<<<<

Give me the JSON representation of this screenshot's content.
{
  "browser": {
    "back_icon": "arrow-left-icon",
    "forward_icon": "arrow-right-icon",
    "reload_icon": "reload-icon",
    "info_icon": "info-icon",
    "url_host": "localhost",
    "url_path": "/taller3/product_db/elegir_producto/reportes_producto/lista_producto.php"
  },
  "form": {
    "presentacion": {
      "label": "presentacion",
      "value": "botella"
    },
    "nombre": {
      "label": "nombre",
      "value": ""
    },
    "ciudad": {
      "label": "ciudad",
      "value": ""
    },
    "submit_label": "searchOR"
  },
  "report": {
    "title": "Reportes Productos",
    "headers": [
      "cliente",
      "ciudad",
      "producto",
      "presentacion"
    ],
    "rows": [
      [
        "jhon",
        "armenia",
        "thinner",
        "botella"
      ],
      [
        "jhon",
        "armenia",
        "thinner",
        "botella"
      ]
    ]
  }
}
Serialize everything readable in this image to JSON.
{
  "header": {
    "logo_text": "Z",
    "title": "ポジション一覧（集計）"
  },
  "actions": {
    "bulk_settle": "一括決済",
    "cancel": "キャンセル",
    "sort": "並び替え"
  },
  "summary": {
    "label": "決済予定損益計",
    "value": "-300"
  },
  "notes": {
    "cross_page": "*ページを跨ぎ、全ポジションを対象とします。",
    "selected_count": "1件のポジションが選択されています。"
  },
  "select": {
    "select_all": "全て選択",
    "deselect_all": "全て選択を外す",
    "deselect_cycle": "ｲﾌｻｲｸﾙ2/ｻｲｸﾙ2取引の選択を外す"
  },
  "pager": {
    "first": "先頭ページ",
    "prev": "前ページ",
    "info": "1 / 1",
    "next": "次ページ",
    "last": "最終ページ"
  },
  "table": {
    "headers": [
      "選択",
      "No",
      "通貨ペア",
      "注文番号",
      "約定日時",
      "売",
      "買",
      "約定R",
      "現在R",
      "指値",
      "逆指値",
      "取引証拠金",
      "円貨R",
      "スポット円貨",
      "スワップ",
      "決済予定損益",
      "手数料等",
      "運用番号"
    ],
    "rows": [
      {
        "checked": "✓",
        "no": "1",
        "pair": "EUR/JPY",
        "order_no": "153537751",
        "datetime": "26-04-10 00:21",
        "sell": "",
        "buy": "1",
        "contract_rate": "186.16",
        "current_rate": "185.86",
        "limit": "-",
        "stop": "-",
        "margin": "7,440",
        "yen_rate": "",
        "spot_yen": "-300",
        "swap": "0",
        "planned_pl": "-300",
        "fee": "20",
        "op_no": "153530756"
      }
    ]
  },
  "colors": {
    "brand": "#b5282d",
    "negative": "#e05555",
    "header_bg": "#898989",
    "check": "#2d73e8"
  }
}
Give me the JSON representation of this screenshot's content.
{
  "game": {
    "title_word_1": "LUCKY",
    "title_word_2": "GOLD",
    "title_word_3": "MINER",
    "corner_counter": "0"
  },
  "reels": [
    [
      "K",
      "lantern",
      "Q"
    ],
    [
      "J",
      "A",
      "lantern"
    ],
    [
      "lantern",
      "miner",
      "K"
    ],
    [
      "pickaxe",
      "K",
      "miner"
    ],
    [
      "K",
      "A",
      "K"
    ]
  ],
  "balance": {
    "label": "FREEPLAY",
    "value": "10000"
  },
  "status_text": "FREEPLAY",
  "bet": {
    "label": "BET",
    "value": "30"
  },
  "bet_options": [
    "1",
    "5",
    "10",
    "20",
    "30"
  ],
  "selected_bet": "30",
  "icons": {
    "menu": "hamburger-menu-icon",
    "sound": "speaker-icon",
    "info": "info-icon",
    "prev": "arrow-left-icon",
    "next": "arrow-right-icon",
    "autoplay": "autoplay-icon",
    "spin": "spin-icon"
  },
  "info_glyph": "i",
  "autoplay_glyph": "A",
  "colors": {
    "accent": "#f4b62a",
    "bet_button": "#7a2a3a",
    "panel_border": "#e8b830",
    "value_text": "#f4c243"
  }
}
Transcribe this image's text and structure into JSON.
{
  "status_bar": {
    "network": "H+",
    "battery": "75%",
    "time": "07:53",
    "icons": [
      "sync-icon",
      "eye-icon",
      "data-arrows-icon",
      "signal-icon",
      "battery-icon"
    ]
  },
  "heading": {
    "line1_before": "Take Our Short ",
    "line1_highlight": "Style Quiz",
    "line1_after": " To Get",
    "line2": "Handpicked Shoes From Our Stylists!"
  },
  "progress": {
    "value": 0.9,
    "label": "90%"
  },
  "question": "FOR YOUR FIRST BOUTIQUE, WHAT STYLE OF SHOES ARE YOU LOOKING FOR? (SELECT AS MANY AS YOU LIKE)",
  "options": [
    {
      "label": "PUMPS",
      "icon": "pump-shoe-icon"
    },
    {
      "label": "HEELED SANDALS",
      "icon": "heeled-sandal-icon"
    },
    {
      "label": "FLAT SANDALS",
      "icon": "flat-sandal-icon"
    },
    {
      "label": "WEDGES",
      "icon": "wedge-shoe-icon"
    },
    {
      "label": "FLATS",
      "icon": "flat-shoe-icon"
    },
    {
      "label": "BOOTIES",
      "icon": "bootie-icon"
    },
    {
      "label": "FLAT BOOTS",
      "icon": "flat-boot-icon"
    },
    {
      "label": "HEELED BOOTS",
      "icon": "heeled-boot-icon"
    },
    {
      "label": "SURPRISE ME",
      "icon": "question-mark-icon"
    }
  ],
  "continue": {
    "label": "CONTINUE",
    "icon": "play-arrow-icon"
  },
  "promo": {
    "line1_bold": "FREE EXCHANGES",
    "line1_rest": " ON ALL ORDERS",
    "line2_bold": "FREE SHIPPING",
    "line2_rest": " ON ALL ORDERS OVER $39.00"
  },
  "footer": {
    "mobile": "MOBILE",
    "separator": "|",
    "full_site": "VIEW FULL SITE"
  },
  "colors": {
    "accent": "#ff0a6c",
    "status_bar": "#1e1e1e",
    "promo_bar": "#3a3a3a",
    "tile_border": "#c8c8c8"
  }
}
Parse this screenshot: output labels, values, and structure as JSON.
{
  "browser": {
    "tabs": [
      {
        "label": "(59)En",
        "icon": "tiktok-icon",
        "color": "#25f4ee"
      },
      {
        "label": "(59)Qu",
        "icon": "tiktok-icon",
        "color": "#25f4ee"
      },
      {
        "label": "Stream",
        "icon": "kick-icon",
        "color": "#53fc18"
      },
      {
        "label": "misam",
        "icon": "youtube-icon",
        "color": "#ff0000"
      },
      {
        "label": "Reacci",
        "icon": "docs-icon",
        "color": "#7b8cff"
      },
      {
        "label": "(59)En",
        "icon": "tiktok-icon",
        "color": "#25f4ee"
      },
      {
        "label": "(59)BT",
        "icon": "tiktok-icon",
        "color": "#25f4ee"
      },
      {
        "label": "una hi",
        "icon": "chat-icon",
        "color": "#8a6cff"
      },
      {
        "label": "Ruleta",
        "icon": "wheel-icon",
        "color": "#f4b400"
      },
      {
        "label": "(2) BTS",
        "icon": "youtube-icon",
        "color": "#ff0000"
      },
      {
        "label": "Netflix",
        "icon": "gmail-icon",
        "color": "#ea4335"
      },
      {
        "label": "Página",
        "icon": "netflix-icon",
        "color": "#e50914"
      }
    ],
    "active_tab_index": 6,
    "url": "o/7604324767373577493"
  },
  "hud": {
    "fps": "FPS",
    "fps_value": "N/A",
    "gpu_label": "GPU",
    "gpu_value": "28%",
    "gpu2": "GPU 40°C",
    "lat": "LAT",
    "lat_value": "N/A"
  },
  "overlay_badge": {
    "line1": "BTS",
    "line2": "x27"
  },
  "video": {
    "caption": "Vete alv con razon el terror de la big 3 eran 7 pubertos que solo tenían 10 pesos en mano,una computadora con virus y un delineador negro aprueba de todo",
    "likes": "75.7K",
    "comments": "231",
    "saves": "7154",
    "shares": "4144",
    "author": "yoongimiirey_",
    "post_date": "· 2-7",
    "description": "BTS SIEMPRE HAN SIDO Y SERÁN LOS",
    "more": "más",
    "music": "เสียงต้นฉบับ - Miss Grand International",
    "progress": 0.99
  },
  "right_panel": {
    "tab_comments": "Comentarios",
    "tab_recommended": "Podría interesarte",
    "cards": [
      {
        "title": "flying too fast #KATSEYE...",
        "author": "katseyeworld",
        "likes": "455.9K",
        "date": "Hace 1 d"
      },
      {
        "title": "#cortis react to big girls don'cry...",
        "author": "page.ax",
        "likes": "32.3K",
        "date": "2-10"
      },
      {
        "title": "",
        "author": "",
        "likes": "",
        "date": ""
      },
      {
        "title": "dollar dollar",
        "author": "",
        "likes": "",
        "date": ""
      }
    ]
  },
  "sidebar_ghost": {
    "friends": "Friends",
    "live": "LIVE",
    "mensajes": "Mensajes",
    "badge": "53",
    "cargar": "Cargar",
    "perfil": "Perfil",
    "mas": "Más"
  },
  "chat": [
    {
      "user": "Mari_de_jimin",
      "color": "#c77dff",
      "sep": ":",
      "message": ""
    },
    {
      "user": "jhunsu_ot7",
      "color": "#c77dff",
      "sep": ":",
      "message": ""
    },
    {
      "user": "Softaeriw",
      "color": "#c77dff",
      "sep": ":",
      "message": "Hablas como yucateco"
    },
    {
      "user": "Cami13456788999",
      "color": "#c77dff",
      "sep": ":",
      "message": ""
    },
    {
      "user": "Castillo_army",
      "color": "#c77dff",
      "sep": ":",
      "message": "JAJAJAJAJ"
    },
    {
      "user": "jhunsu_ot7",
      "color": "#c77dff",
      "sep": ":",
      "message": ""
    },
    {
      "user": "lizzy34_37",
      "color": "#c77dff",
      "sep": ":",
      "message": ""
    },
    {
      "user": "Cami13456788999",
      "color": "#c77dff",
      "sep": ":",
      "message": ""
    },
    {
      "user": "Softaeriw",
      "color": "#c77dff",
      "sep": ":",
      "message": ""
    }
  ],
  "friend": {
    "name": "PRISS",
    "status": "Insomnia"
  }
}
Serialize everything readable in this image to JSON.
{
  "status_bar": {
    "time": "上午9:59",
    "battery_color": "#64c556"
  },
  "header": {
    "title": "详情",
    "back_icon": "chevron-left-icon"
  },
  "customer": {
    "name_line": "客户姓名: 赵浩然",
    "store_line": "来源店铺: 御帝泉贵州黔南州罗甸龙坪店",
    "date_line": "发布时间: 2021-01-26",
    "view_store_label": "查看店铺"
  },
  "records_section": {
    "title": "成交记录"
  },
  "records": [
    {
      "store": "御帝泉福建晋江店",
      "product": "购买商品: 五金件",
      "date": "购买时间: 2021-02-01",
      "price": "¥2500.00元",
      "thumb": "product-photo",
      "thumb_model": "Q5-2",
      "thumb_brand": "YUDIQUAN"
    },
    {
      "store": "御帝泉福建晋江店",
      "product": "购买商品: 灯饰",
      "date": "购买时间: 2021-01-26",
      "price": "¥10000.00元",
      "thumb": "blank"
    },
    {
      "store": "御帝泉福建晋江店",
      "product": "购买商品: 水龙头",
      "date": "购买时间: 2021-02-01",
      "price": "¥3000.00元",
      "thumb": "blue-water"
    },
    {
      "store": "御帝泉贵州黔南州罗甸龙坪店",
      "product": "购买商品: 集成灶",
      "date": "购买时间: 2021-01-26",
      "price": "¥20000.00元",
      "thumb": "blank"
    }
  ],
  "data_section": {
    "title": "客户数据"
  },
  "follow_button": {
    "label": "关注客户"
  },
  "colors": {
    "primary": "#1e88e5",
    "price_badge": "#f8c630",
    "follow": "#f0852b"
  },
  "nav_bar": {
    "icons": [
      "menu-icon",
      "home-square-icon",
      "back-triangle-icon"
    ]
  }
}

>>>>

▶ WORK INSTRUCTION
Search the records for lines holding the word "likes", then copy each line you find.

▶ EXPECTED OUTPUT
    "likes": "75.7K",
        "likes": "455.9K",
        "likes": "32.3K",
        "likes": "",
        "likes": "",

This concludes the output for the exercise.